However, this doesn’t mean that there will never be a stage-ready robo-thespian. If the time comes where robots have their own place onstage, should human actors be afraid? Drama is one of the few professional fields that expects little competition as businesses turn to automation to replace jobs. But as robots become more intelligent, humanoid, and competitive, the dystopic future that Čapek feared in R.U.R. may become a reality. What if robot actors start to demand the same rights as human actors?
As it turns out, the first step toward the robot apocalypse has already been taken: in 2015, the ABB IRB 2400 robot applied for membership into the Screen Actors Guild.
Now, it’s hard to deny that the ARB IRB 2400 robot isn’t talented: it garnered some notoriety for projecting an extremely terrifying hologram during a dance sequence on America’s Got Talent. And it comes from a showbiz family: a related model, the IRB 120, is a beloved minor character seen in the Iron Man films. But most would argue that the IRB 2400 isn’t really an “actor,” just a fancy lighting instrument/set piece. Still, a SAG membership promises health care and a pension – things a machine presumably has no use for. It’s also not unprecedented: SICO, a robot seen in a bizarre birthday party scene from Rocky IV, is already the first non-human member of the Screen Actors Guild.

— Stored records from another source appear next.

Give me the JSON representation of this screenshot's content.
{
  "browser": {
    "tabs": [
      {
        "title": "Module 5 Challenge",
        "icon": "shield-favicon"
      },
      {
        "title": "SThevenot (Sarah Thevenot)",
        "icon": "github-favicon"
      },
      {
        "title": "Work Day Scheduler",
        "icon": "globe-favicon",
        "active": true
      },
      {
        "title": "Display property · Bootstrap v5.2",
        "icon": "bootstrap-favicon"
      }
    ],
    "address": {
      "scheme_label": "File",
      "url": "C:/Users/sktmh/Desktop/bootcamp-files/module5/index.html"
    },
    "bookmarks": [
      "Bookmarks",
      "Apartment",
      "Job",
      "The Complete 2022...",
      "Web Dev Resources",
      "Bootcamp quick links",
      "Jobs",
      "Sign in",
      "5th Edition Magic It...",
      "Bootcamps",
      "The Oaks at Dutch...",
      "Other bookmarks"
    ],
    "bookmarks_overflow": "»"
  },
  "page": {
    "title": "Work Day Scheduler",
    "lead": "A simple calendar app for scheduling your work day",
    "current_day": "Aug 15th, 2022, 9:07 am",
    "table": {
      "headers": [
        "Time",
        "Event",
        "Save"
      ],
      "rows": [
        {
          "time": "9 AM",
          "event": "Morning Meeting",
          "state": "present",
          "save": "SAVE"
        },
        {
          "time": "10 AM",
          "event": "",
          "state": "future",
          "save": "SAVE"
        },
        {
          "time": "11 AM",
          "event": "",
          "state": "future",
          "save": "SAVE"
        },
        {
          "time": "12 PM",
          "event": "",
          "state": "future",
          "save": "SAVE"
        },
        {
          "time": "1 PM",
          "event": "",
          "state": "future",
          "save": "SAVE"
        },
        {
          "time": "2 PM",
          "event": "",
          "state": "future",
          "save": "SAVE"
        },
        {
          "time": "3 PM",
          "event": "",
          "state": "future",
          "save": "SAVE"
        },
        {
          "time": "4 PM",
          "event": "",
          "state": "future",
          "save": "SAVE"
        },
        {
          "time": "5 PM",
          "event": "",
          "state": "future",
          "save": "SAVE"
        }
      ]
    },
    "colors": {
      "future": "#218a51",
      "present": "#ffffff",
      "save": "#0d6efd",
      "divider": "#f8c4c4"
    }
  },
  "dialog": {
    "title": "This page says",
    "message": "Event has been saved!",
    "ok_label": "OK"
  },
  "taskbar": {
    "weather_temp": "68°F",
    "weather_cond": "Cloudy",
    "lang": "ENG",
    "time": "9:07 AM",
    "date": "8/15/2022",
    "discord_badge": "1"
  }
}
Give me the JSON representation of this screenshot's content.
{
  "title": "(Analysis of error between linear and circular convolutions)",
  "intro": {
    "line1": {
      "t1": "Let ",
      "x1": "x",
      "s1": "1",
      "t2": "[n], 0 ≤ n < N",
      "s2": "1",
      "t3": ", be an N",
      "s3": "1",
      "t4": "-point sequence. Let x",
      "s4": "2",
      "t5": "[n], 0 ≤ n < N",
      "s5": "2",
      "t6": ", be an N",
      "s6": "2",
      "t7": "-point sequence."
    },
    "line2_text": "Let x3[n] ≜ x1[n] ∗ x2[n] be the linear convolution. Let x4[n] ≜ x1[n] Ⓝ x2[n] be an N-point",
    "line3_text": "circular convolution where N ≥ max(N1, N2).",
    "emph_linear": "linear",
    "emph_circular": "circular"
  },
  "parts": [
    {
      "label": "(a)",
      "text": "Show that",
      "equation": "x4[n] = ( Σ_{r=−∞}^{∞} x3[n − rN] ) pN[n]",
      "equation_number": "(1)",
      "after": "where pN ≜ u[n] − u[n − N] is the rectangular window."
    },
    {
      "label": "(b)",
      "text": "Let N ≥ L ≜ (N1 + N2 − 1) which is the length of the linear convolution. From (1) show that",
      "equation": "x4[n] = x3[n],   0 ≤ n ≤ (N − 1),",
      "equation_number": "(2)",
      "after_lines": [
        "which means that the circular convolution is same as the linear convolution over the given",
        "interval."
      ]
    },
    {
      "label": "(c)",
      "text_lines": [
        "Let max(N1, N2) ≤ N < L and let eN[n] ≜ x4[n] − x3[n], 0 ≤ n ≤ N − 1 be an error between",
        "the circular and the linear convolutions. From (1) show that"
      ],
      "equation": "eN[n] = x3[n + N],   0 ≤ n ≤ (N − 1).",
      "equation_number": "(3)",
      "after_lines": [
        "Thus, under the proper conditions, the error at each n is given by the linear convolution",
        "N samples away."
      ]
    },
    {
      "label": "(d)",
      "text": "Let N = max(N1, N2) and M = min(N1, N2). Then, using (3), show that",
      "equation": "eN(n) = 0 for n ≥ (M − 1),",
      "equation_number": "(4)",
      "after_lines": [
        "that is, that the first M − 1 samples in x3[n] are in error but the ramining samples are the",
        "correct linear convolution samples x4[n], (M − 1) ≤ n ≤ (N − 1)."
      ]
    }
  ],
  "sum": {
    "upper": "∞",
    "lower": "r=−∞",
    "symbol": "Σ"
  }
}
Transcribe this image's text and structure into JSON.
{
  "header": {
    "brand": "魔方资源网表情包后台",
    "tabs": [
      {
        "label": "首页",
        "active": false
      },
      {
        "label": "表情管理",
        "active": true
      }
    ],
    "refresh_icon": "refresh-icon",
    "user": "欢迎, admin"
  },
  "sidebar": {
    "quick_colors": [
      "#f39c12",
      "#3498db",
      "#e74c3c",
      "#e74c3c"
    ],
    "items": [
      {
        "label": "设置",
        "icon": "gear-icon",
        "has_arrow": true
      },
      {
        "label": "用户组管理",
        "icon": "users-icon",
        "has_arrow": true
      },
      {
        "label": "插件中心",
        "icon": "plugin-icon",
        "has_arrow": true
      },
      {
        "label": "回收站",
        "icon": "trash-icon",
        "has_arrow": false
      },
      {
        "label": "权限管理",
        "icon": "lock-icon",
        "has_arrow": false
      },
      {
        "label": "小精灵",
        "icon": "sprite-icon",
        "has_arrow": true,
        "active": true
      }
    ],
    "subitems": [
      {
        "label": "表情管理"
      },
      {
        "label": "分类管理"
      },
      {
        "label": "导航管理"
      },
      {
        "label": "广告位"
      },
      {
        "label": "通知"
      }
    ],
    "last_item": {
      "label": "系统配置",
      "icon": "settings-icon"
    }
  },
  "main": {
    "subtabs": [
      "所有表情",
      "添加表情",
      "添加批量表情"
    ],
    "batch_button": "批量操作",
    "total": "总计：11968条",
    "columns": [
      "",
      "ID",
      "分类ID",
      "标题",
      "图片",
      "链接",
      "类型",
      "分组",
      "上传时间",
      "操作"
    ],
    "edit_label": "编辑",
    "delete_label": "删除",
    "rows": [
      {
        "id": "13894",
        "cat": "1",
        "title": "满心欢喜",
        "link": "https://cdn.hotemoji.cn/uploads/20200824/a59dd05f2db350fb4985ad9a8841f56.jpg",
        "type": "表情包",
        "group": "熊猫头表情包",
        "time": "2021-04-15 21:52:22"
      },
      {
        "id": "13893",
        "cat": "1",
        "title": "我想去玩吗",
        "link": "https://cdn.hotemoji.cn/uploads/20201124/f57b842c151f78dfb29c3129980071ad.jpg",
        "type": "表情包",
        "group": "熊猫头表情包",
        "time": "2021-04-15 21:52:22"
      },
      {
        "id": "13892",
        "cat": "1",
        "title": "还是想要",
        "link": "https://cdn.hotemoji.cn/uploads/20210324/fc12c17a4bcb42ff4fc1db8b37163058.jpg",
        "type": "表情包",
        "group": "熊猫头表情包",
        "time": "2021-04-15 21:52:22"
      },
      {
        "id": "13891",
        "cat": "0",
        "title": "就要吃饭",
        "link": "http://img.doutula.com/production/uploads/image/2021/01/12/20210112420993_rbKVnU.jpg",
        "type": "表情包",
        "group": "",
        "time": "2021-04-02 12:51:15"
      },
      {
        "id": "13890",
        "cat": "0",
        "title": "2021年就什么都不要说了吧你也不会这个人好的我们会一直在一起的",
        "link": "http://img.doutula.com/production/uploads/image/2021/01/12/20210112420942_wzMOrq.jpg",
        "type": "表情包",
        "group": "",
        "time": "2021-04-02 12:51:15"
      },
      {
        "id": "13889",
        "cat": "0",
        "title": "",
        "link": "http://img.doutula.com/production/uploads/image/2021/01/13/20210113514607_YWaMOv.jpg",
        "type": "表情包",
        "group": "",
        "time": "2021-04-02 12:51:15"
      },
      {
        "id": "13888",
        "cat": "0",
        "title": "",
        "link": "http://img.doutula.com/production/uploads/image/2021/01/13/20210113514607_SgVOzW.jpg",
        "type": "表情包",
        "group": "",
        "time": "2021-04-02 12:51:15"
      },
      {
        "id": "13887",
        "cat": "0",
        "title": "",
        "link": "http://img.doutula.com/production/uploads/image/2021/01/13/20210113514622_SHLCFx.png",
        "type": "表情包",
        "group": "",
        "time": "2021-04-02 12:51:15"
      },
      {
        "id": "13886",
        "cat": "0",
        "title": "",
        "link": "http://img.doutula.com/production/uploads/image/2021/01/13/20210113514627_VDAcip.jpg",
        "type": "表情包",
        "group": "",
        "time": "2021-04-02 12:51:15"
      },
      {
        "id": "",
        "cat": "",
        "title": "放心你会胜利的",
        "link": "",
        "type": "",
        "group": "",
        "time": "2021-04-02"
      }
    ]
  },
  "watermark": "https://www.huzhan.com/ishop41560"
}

But SICO needs to be operated and programmed by a human. The same likely goes for the IRB 2400, Geminoid F, and even After the Blast‘s Arthur. Robots that are autonomous – that is, they can operate without human assistance – are a long way from making it to the stage on their own. So theatre actors (and the rest of humanity) can rest easy with the knowledge that robots will not be replacing us anytime soon.
Scratch that – Saudi Arabia officially granted a robot citizenship last month, which means that robots have more legal rights than Saudi Arabian women. Let the robot apocalypse begin.